Thurs July 16th UPDATE
A similar sized crowd arrived on Thursday evening to protest outside Sotheby’s during a staff dinner. Because the New Bond Street entrance was closed, they walked round the block a couple of times,
but police then pushed the peaceful protesters into a pen, opposite the closed New Bond Street doors, while dinner guests used the other entrance in St George Street.
The crowd broke away from their pen and went walking again.
Prevented from entering St George Street, the group went up Regent Street `
and ended up at the BBC building, hoping for some publicity. Police didn’t follow, but remained at St George Street where they conferred with Sotheby’s staff.
ORIGINAL POST 8th JULY 2015
Four Sotheby’s cleaners were suspended last week, the day after holding a protest outside the Bond Street auction house over sick pay and wages.
Although Sotheby’s undertook to sign up as a Living Wage employer earlier this year, the multinational auction house (which sold £130 million worth of paintings on the night of that first protest), have said they will not be raising cleaners’ pay in line with the Living Wage in November.
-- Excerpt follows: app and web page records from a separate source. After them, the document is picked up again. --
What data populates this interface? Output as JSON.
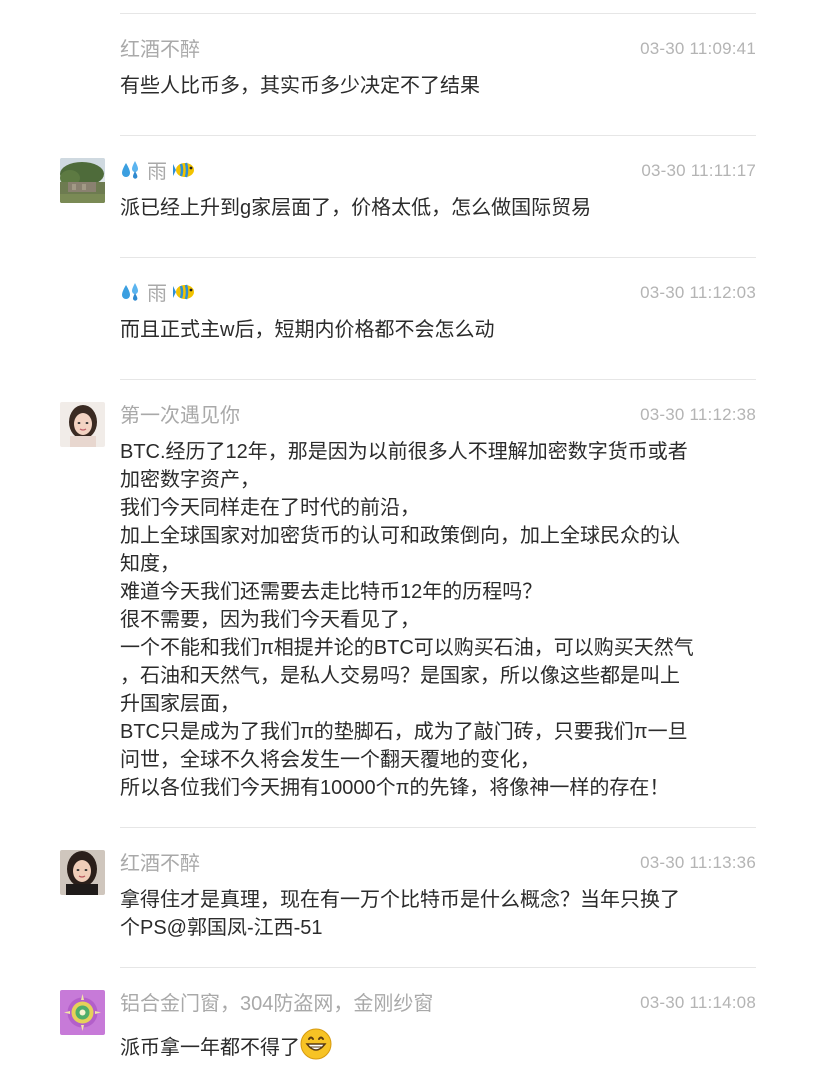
{
  "comments": [
    {
      "username": "红酒不醉",
      "time": "03-30 11:09:41",
      "lines": [
        "有些人比币多，其实币多少决定不了结果"
      ]
    },
    {
      "username": "雨",
      "username_prefix_icon": "sweat-droplets-icon",
      "username_suffix_icon": "tropical-fish-icon",
      "time": "03-30 11:11:17",
      "lines": [
        "派已经上升到g家层面了，价格太低，怎么做国际贸易"
      ]
    },
    {
      "username": "雨",
      "username_prefix_icon": "sweat-droplets-icon",
      "username_suffix_icon": "tropical-fish-icon",
      "time": "03-30 11:12:03",
      "lines": [
        "而且正式主w后，短期内价格都不会怎么动"
      ]
    },
    {
      "username": "第一次遇见你",
      "time": "03-30 11:12:38",
      "lines": [
        "BTC.经历了12年，那是因为以前很多人不理解加密数字货币或者",
        "加密数字资产，",
        "我们今天同样走在了时代的前沿，",
        "加上全球国家对加密货币的认可和政策倒向，加上全球民众的认",
        "知度，",
        "难道今天我们还需要去走比特币12年的历程吗？",
        "很不需要，因为我们今天看见了，",
        "一个不能和我们π相提并论的BTC可以购买石油，可以购买天然气",
        "，石油和天然气，是私人交易吗？是国家，所以像这些都是叫上",
        "升国家层面，",
        "BTC只是成为了我们π的垫脚石，成为了敲门砖，只要我们π一旦",
        "问世，全球不久将会发生一个翻天覆地的变化，",
        "所以各位我们今天拥有10000个π的先锋，将像神一样的存在！"
      ]
    },
    {
      "username": "红酒不醉",
      "time": "03-30 11:13:36",
      "lines": [
        "拿得住才是真理，现在有一万个比特币是什么概念？当年只换了",
        "个PS@郭国凤-江西-51"
      ]
    },
    {
      "username": "铝合金门窗，304防盗网，金刚纱窗",
      "time": "03-30 11:14:08",
      "lines": [
        "派币拿一年都不得了"
      ],
      "trailing_icon": "grinning-face-icon"
    }
  ]
}
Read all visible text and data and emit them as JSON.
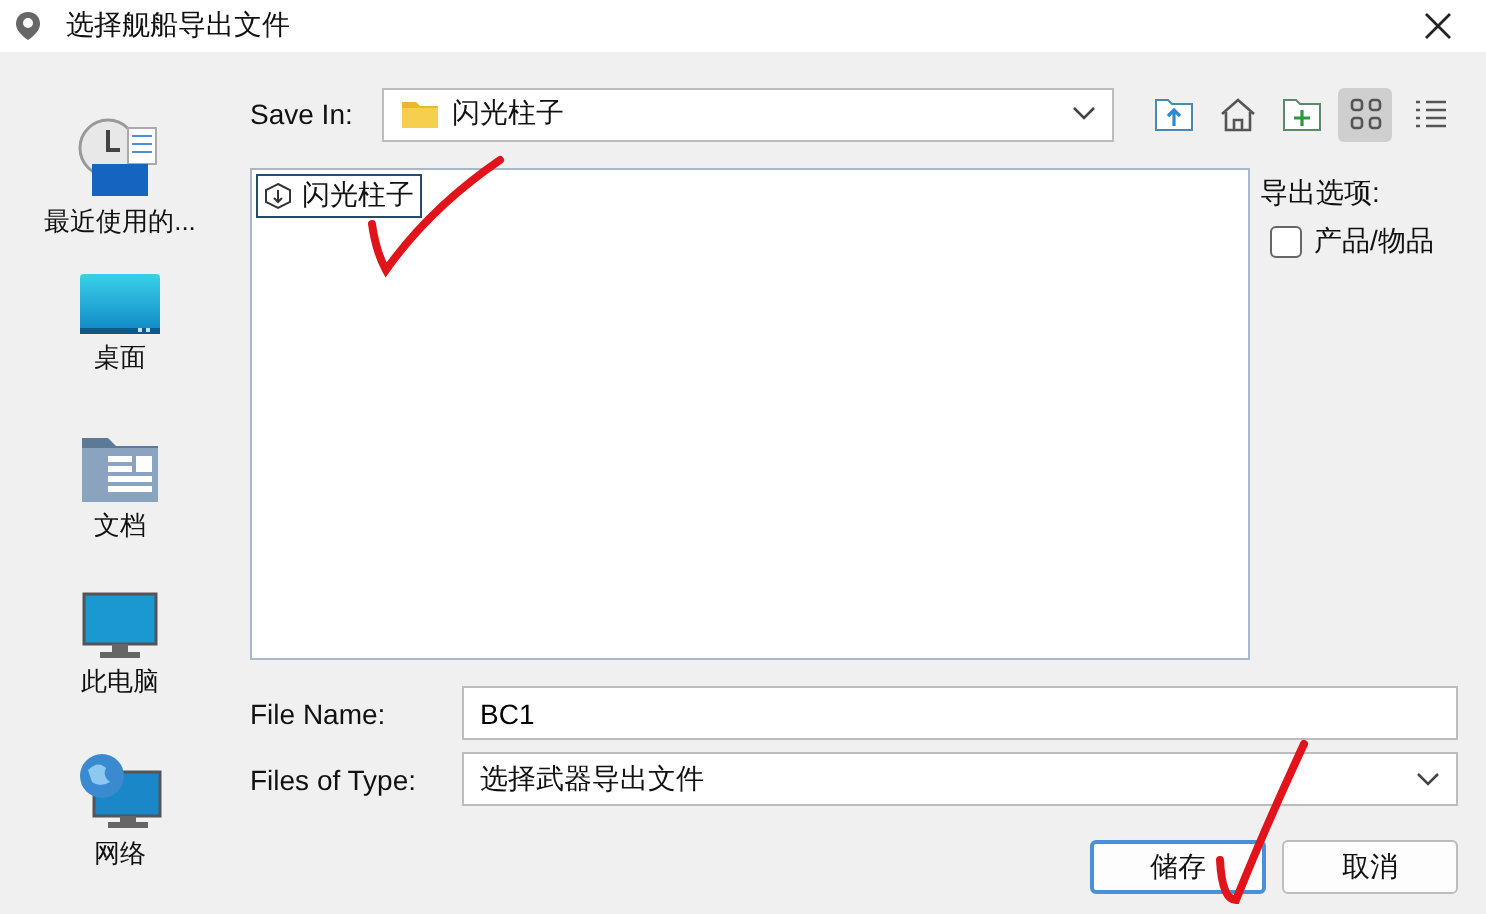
{
  "window": {
    "title": "选择舰船导出文件"
  },
  "sidebar": {
    "items": [
      {
        "kind": "recent",
        "label": "最近使用的..."
      },
      {
        "kind": "desktop",
        "label": "桌面"
      },
      {
        "kind": "documents",
        "label": "文档"
      },
      {
        "kind": "computer",
        "label": "此电脑"
      },
      {
        "kind": "network",
        "label": "网络"
      }
    ]
  },
  "save_in": {
    "label": "Save In:",
    "value": "闪光柱子"
  },
  "toolbar": [
    {
      "kind": "up",
      "selected": false
    },
    {
      "kind": "home",
      "selected": false
    },
    {
      "kind": "new-folder",
      "selected": false
    },
    {
      "kind": "grid-view",
      "selected": true
    },
    {
      "kind": "list-view",
      "selected": false
    }
  ],
  "files": [
    {
      "name": "闪光柱子",
      "selected": true
    }
  ],
  "export_options": {
    "title": "导出选项:",
    "options": [
      {
        "label": "产品/物品",
        "checked": false
      }
    ]
  },
  "file_name": {
    "label": "File Name:",
    "value": "BC1"
  },
  "file_type": {
    "label": "Files of Type:",
    "value": "选择武器导出文件"
  },
  "buttons": [
    {
      "label": "储存",
      "kind": "default"
    },
    {
      "label": "取消",
      "kind": "normal"
    }
  ]
}
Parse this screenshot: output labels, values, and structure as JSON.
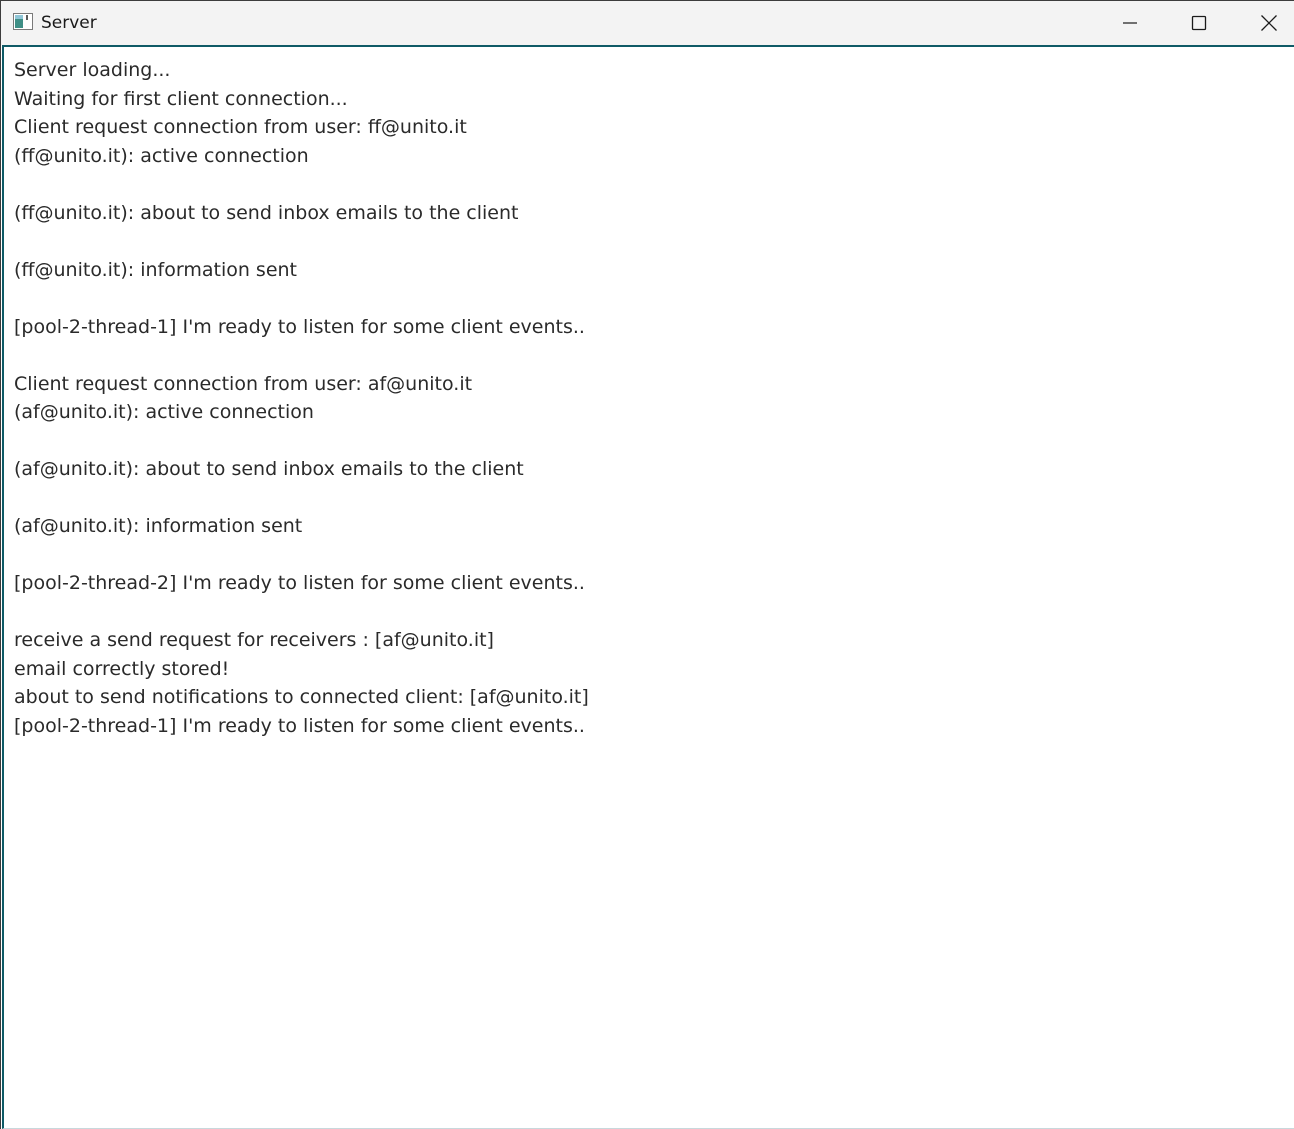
{
  "window": {
    "title": "Server",
    "icon": "java-app-icon"
  },
  "caption_buttons": {
    "minimize": "minimize-icon",
    "maximize": "maximize-icon",
    "close": "close-icon"
  },
  "log_lines": [
    "Server loading...",
    "Waiting for first client connection...",
    "Client request connection from user: ff@unito.it",
    "(ff@unito.it): active connection",
    "",
    "(ff@unito.it): about to send inbox emails to the client",
    "",
    "(ff@unito.it): information sent",
    "",
    "[pool-2-thread-1] I'm ready to listen for some client events..",
    "",
    "Client request connection from user: af@unito.it",
    "(af@unito.it): active connection",
    "",
    "(af@unito.it): about to send inbox emails to the client",
    "",
    "(af@unito.it): information sent",
    "",
    "[pool-2-thread-2] I'm ready to listen for some client events..",
    "",
    "receive a send request for receivers : [af@unito.it]",
    "email correctly stored!",
    "about to send notifications to connected client: [af@unito.it]",
    "[pool-2-thread-1] I'm ready to listen for some client events.."
  ],
  "colors": {
    "titlebar_bg": "#f3f3f3",
    "text": "#2a2a2a",
    "accent_border": "#0f5a66"
  }
}
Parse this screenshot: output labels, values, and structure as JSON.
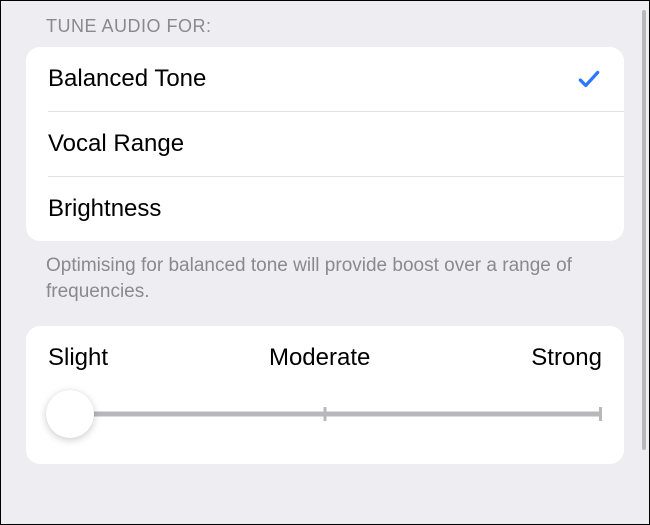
{
  "section": {
    "header": "TUNE AUDIO FOR:",
    "options": [
      {
        "label": "Balanced Tone",
        "selected": true
      },
      {
        "label": "Vocal Range",
        "selected": false
      },
      {
        "label": "Brightness",
        "selected": false
      }
    ],
    "footer": "Optimising for balanced tone will provide boost over a range of frequencies."
  },
  "slider": {
    "labels": {
      "min": "Slight",
      "mid": "Moderate",
      "max": "Strong"
    },
    "value": 0
  }
}
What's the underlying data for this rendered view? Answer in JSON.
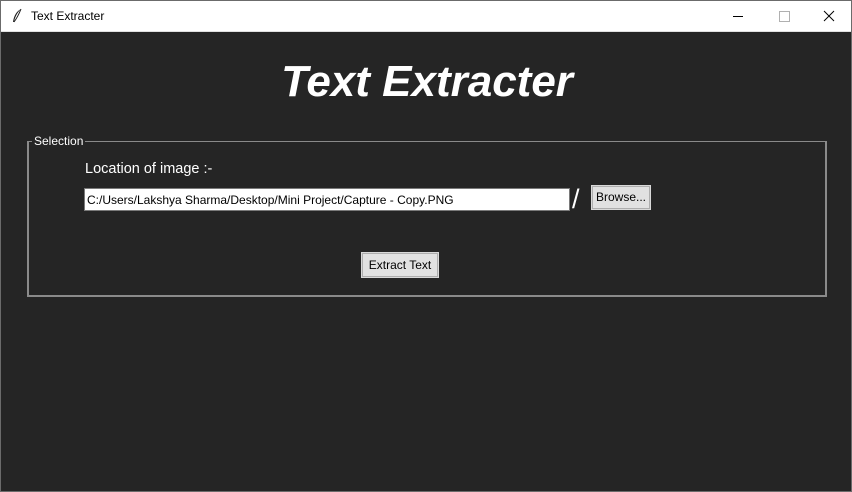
{
  "window": {
    "title": "Text Extracter",
    "icon": "feather-icon"
  },
  "heading": "Text Extracter",
  "selection": {
    "legend": "Selection",
    "location_label": "Location of image :-",
    "path_value": "C:/Users/Lakshya Sharma/Desktop/Mini Project/Capture - Copy.PNG",
    "separator": "/",
    "browse_label": "Browse...",
    "extract_label": "Extract Text"
  },
  "colors": {
    "background": "#252525",
    "text": "#ffffff",
    "button": "#e1e1e1",
    "frame": "#8a8a8a"
  }
}
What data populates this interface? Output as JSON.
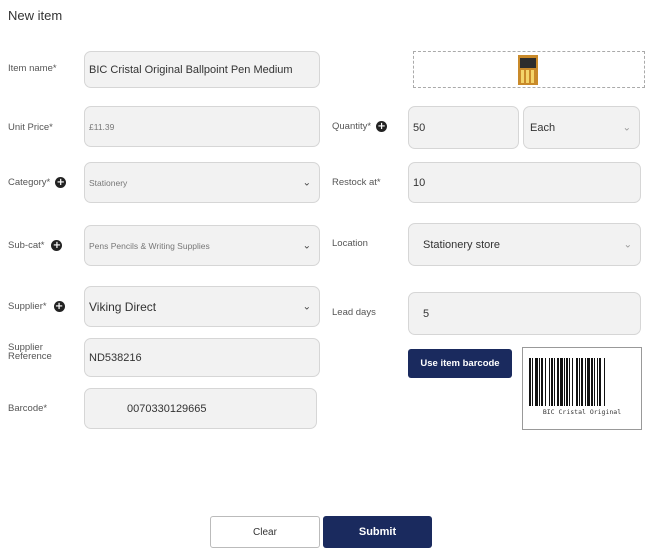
{
  "page": {
    "title": "New item"
  },
  "form": {
    "item_name": {
      "label": "Item name*",
      "value": "BIC Cristal Original Ballpoint Pen Medium"
    },
    "unit_price": {
      "label": "Unit Price*",
      "value": "£11.39"
    },
    "quantity": {
      "label": "Quantity*",
      "value": "50",
      "unit": "Each"
    },
    "category": {
      "label": "Category*",
      "value": "Stationery"
    },
    "restock_at": {
      "label": "Restock at*",
      "value": "10"
    },
    "sub_cat": {
      "label": "Sub-cat*",
      "value": "Pens Pencils & Writing Supplies"
    },
    "location": {
      "label": "Location",
      "value": "Stationery store"
    },
    "supplier": {
      "label": "Supplier*",
      "value": "Viking Direct"
    },
    "lead_days": {
      "label": "Lead days",
      "value": "5"
    },
    "supplier_reference": {
      "label_line1": "Supplier",
      "label_line2": "Reference",
      "value": "ND538216"
    },
    "barcode": {
      "label": "Barcode*",
      "value": "0070330129665"
    }
  },
  "barcode_panel": {
    "button_label": "Use item barcode",
    "caption": "BIC Cristal Original"
  },
  "actions": {
    "clear_label": "Clear",
    "submit_label": "Submit"
  },
  "colors": {
    "primary": "#1a2a5e",
    "field_bg": "#f2f2f2",
    "border": "#d6d6d6"
  },
  "icons": {
    "add": "plus-circle-icon",
    "dropdown": "chevron-down-icon",
    "product": "product-image"
  }
}
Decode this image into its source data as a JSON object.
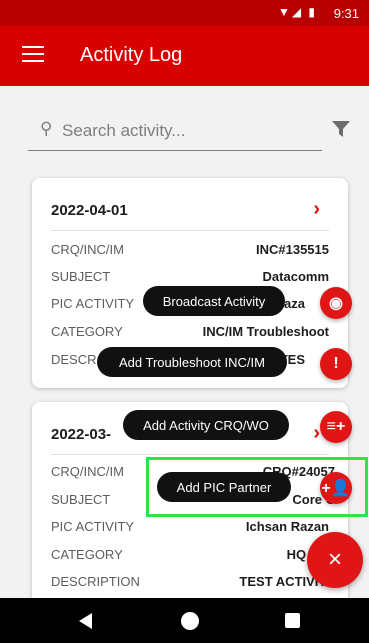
{
  "status_bar": {
    "time": "9:31",
    "signal_icons": "▼◢ ▮"
  },
  "app_bar": {
    "title": "Activity Log",
    "menu_icon": "hamburger-menu-icon"
  },
  "search": {
    "placeholder": "Search activity...",
    "icon": "search-icon"
  },
  "filter": {
    "icon": "filter-icon"
  },
  "cards": [
    {
      "date": "2022-04-01",
      "rows": [
        {
          "label": "CRQ/INC/IM",
          "value": "INC#135515"
        },
        {
          "label": "SUBJECT",
          "value": "Datacomm"
        },
        {
          "label": "PIC ACTIVITY",
          "value": "Raza"
        },
        {
          "label": "CATEGORY",
          "value": "INC/IM Troubleshoot"
        },
        {
          "label": "DESCR",
          "value": "E TES"
        }
      ]
    },
    {
      "date": "2022-03-",
      "rows": [
        {
          "label": "CRQ/INC/IM",
          "value": "CRQ#24057"
        },
        {
          "label": "SUBJECT",
          "value": "Core C"
        },
        {
          "label": "PIC ACTIVITY",
          "value": "Ichsan Razan"
        },
        {
          "label": "CATEGORY",
          "value": "HQ Proj"
        },
        {
          "label": "DESCRIPTION",
          "value": "TEST ACTIVITY"
        }
      ]
    }
  ],
  "speed_dial": {
    "actions": [
      {
        "label": "Broadcast Activity",
        "icon": "broadcast-icon",
        "glyph": "◉"
      },
      {
        "label": "Add Troubleshoot INC/IM",
        "icon": "alert-icon",
        "glyph": "!"
      },
      {
        "label": "Add Activity CRQ/WO",
        "icon": "playlist-add-icon",
        "glyph": "≡+"
      },
      {
        "label": "Add PIC Partner",
        "icon": "person-add-icon",
        "glyph": "+👤"
      }
    ],
    "close_glyph": "×"
  }
}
They also refuse to negotiate over introducing contractual sick pay, so anyone sick or injured faces having to carry on working in order to pay ever-spiralling London rents.
Migrant workers in London’s service industries have formed a new independent grassroots trade union, United Voices of the World, and had won the partial but significant victory at Sotheby’s earlier in the year. But that victory has been undermined by management intransigence, and now by the unfair dismissal of four cleaners over the hotly contested claim that they intimidated guests and cost the company business at the protest on the 1st July.
So on Wednesday this week, the UVW called for support for a noise protest at Sotheby’s public auction (where works from the Earls of Carlisle collections, and Napoleon’s Pistols from the Roi de Rome were on offer).
The protest was announced on Facebook and attracted support from various other groups including a small contingent from Class War armed with water pistols. At the height of the protest, there were up to a hundred protesters, sporting a loud array of drums, megaphones, whistles, and sirens.
Soon after the event began, riot police forced the protesters away from the entrance and across the road. Riot vans were parked nose to tail to obscure the auction house from view, and obscure the protest from the auction house, but I think the Sotheby’s management thought the whole spectacle might look a little too oppressive for their wealthy clients, and the vans were repositioned to create a gap.
The pavement 100 yards in each direction from the building became a “sterile area”, and in each direction, a team of three TSG officers forced ordinary members of the public to cross the road and negotiate their way through the protest, only allowing the hallowed upper classes to use the public pavement to access the auctioneers, accompanying them along the route before handing them over to the caring white-gloved hands of the Sotheby’s own private security men in their black suits.
Meanwhile, the loud, colourful, and good-natured protest banged on through the evening, watched by police from the Domestic Extremist Unit and videoed by a FIT team as well as a specialist petapixel camera on an unmarked green van.
That a peaceful trade union protest over wages, sick pay, and unfair dismissal should attract so much policing and be classed as potential extremism is a sad and sinister indictment of the times we live in.